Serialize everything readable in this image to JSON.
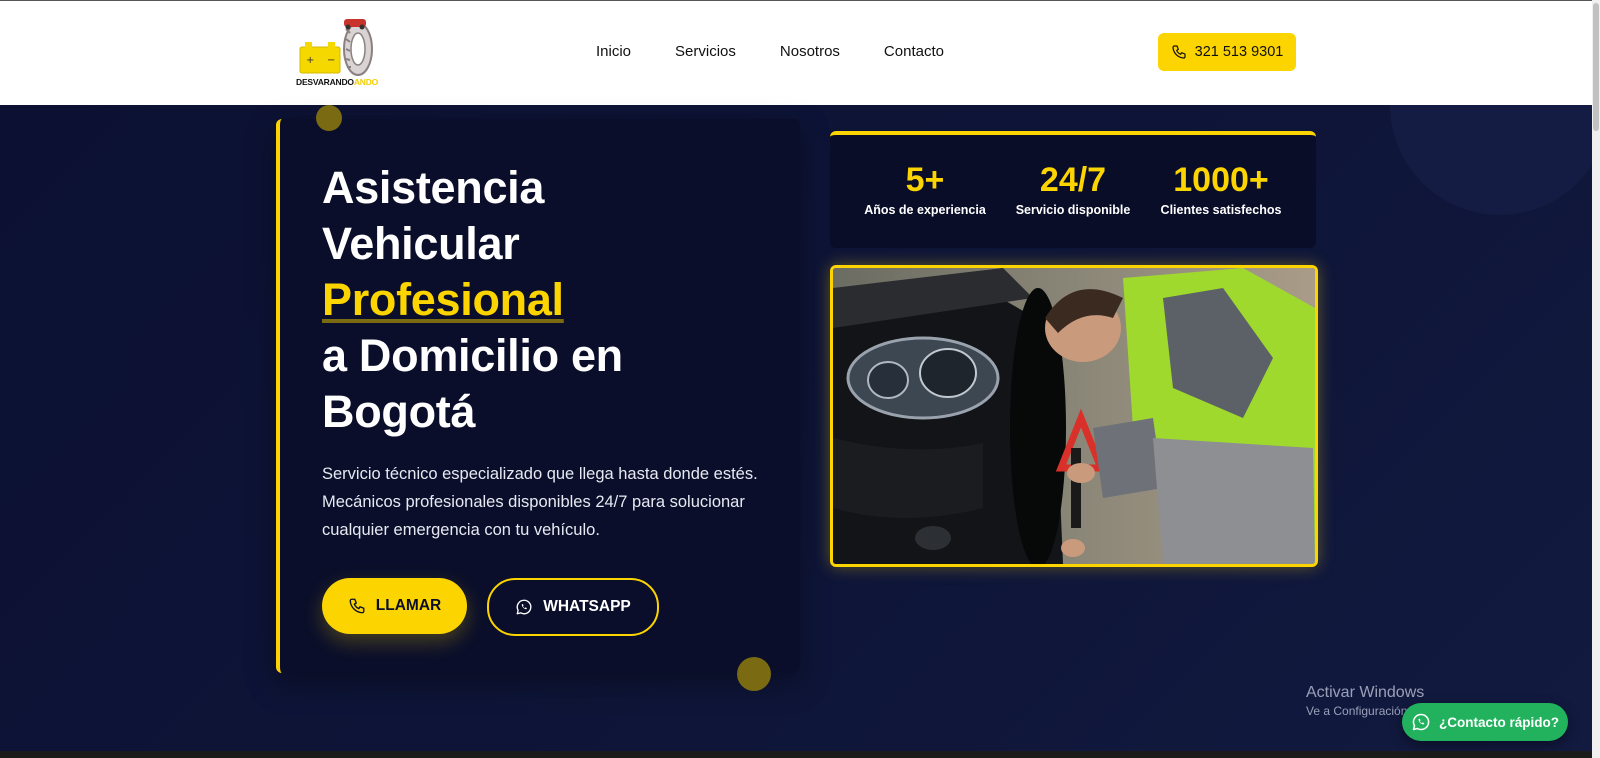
{
  "header": {
    "logo": {
      "name": "DESVARANDO",
      "accent": "ANDO"
    },
    "nav": [
      "Inicio",
      "Servicios",
      "Nosotros",
      "Contacto"
    ],
    "phone": {
      "icon": "phone-icon",
      "number": "321 513 9301"
    }
  },
  "hero": {
    "title": [
      "Asistencia",
      "Vehicular",
      "Profesional",
      "a Domicilio en",
      "Bogotá"
    ],
    "description": "Servicio técnico especializado que llega hasta donde estés. Mecánicos profesionales disponibles 24/7 para solucionar cualquier emergencia con tu vehículo.",
    "call_button": {
      "icon": "phone-icon",
      "label": "LLAMAR"
    },
    "whatsapp_button": {
      "icon": "whatsapp-icon",
      "label": "WHATSAPP"
    }
  },
  "stats": [
    {
      "value": "5+",
      "label": "Años de experiencia"
    },
    {
      "value": "24/7",
      "label": "Servicio disponible"
    },
    {
      "value": "1000+",
      "label": "Clientes satisfechos"
    }
  ],
  "photo": {
    "subject": "mechanic-changing-tire-image"
  },
  "watermark": {
    "title": "Activar Windows",
    "subtitle": "Ve a Configuración para activar Windows."
  },
  "contact_fab": {
    "icon": "whatsapp-icon",
    "label": "¿Contacto rápido?"
  },
  "colors": {
    "accent": "#fcd400",
    "navy": "#0c1132",
    "card": "#0a0e2a",
    "whatsapp_green": "#22b25d"
  }
}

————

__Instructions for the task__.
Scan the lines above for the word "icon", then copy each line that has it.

__Result below__.
      "icon": "phone-icon",
      "icon": "phone-icon",
      "icon": "whatsapp-icon",
    "icon": "whatsapp-icon",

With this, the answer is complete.